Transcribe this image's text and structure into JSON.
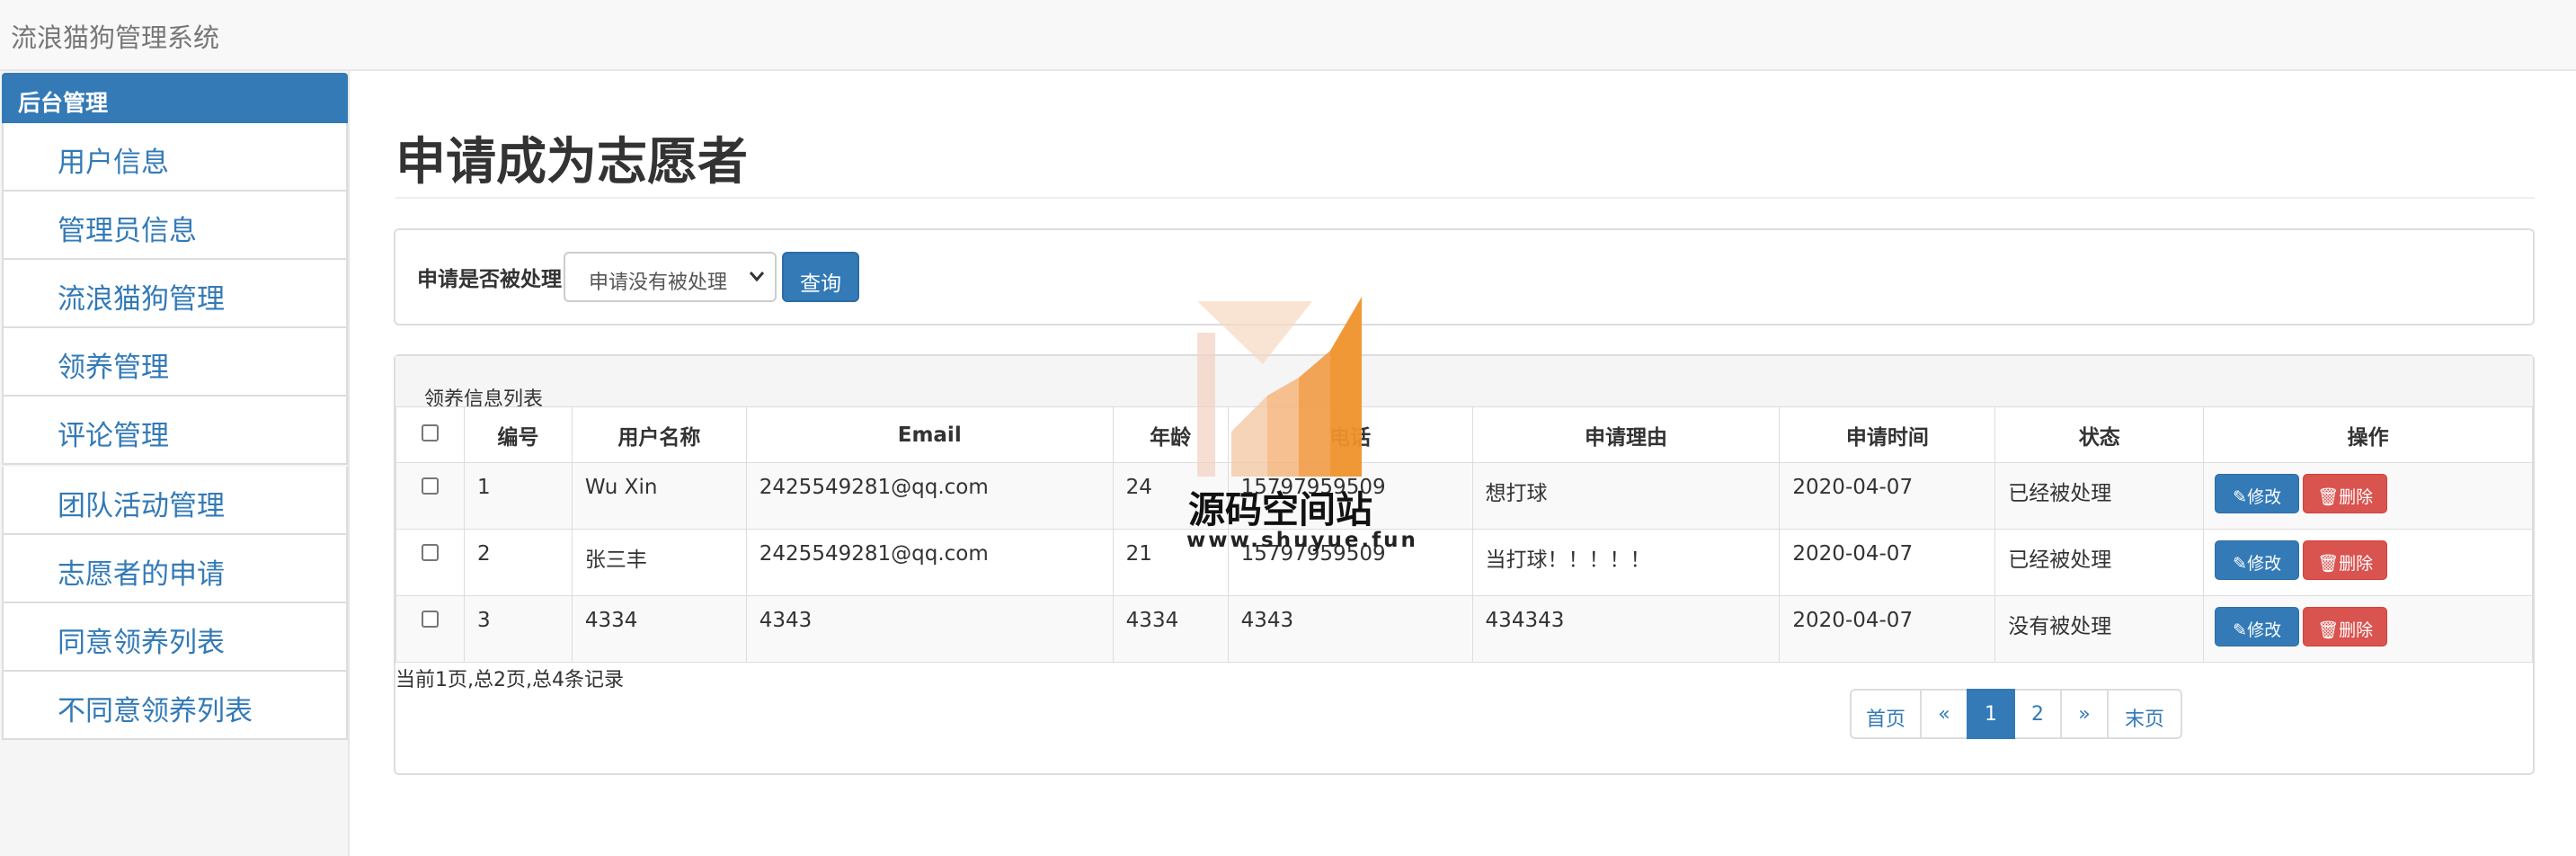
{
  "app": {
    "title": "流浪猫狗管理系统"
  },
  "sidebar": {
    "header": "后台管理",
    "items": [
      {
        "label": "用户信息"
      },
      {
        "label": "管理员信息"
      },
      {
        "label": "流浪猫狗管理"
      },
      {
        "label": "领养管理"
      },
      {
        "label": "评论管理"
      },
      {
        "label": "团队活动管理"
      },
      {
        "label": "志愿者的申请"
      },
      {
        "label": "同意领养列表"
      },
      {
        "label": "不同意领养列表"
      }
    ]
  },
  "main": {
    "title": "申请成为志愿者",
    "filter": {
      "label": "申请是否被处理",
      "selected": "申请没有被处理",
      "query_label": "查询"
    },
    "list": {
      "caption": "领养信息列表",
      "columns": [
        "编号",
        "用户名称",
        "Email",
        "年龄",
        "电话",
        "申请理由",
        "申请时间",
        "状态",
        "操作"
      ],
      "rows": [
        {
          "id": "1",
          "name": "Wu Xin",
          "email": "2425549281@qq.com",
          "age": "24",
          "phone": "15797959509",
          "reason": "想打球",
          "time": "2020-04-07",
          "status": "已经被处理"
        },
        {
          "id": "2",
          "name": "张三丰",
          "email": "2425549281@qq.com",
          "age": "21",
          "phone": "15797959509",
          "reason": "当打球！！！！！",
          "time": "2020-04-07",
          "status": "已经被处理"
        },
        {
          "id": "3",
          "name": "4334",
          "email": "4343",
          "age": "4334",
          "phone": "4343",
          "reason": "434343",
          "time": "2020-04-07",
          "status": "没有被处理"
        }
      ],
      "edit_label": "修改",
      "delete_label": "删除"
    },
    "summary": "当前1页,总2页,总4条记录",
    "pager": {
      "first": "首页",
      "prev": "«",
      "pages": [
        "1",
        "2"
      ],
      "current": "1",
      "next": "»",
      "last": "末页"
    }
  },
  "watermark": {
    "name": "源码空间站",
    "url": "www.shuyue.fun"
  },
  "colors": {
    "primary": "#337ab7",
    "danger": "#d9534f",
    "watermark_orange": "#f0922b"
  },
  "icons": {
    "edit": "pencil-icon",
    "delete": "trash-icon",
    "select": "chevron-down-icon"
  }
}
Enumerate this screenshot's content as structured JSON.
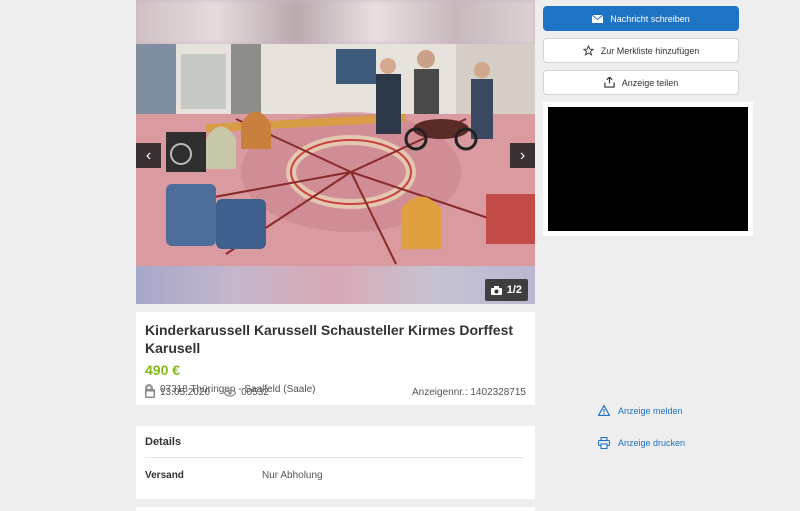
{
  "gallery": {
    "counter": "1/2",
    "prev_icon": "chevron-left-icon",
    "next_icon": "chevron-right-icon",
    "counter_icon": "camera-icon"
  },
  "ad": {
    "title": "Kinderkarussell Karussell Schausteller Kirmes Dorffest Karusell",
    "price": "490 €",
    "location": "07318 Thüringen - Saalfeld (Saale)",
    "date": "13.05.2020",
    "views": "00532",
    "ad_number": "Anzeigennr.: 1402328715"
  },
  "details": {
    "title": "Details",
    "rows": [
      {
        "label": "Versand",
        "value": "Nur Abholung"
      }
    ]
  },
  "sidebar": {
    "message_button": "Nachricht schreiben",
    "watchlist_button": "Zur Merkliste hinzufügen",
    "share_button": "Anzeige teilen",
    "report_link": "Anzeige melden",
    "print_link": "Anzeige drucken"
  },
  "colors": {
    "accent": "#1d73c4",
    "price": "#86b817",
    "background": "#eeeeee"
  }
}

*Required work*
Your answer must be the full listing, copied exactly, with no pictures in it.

*Answer to the problem*
Transcribe this image's text and structure into JSON.
{
  "app": {
    "title": "流浪猫狗管理系统"
  },
  "sidebar": {
    "header": "后台管理",
    "items": [
      {
        "label": "用户信息"
      },
      {
        "label": "管理员信息"
      },
      {
        "label": "流浪猫狗管理"
      },
      {
        "label": "领养管理"
      },
      {
        "label": "评论管理"
      },
      {
        "label": "团队活动管理"
      },
      {
        "label": "志愿者的申请"
      },
      {
        "label": "同意领养列表"
      },
      {
        "label": "不同意领养列表"
      }
    ]
  },
  "main": {
    "title": "申请成为志愿者",
    "filter": {
      "label": "申请是否被处理",
      "selected": "申请没有被处理",
      "query_label": "查询"
    },
    "list": {
      "caption": "领养信息列表",
      "columns": [
        "编号",
        "用户名称",
        "Email",
        "年龄",
        "电话",
        "申请理由",
        "申请时间",
        "状态",
        "操作"
      ],
      "rows": [
        {
          "id": "1",
          "name": "Wu Xin",
          "email": "2425549281@qq.com",
          "age": "24",
          "phone": "15797959509",
          "reason": "想打球",
          "time": "2020-04-07",
          "status": "已经被处理"
        },
        {
          "id": "2",
          "name": "张三丰",
          "email": "2425549281@qq.com",
          "age": "21",
          "phone": "15797959509",
          "reason": "当打球！！！！！",
          "time": "2020-04-07",
          "status": "已经被处理"
        },
        {
          "id": "3",
          "name": "4334",
          "email": "4343",
          "age": "4334",
          "phone": "4343",
          "reason": "434343",
          "time": "2020-04-07",
          "status": "没有被处理"
        }
      ],
      "edit_label": "修改",
      "delete_label": "删除"
    },
    "summary": "当前1页,总2页,总4条记录",
    "pager": {
      "first": "首页",
      "prev": "«",
      "pages": [
        "1",
        "2"
      ],
      "current": "1",
      "next": "»",
      "last": "末页"
    }
  },
  "watermark": {
    "name": "源码空间站",
    "url": "www.shuyue.fun"
  },
  "colors": {
    "primary": "#337ab7",
    "danger": "#d9534f",
    "watermark_orange": "#f0922b"
  },
  "icons": {
    "edit": "pencil-icon",
    "delete": "trash-icon",
    "select": "chevron-down-icon"
  }
}
Enumerate this screenshot's content as structured JSON.
{
  "gallery": {
    "counter": "1/2",
    "prev_icon": "chevron-left-icon",
    "next_icon": "chevron-right-icon",
    "counter_icon": "camera-icon"
  },
  "ad": {
    "title": "Kinderkarussell Karussell Schausteller Kirmes Dorffest Karusell",
    "price": "490 €",
    "location": "07318 Thüringen - Saalfeld (Saale)",
    "date": "13.05.2020",
    "views": "00532",
    "ad_number": "Anzeigennr.: 1402328715"
  },
  "details": {
    "title": "Details",
    "rows": [
      {
        "label": "Versand",
        "value": "Nur Abholung"
      }
    ]
  },
  "sidebar": {
    "message_button": "Nachricht schreiben",
    "watchlist_button": "Zur Merkliste hinzufügen",
    "share_button": "Anzeige teilen",
    "report_link": "Anzeige melden",
    "print_link": "Anzeige drucken"
  },
  "colors": {
    "accent": "#1d73c4",
    "price": "#86b817",
    "background": "#eeeeee"
  }
}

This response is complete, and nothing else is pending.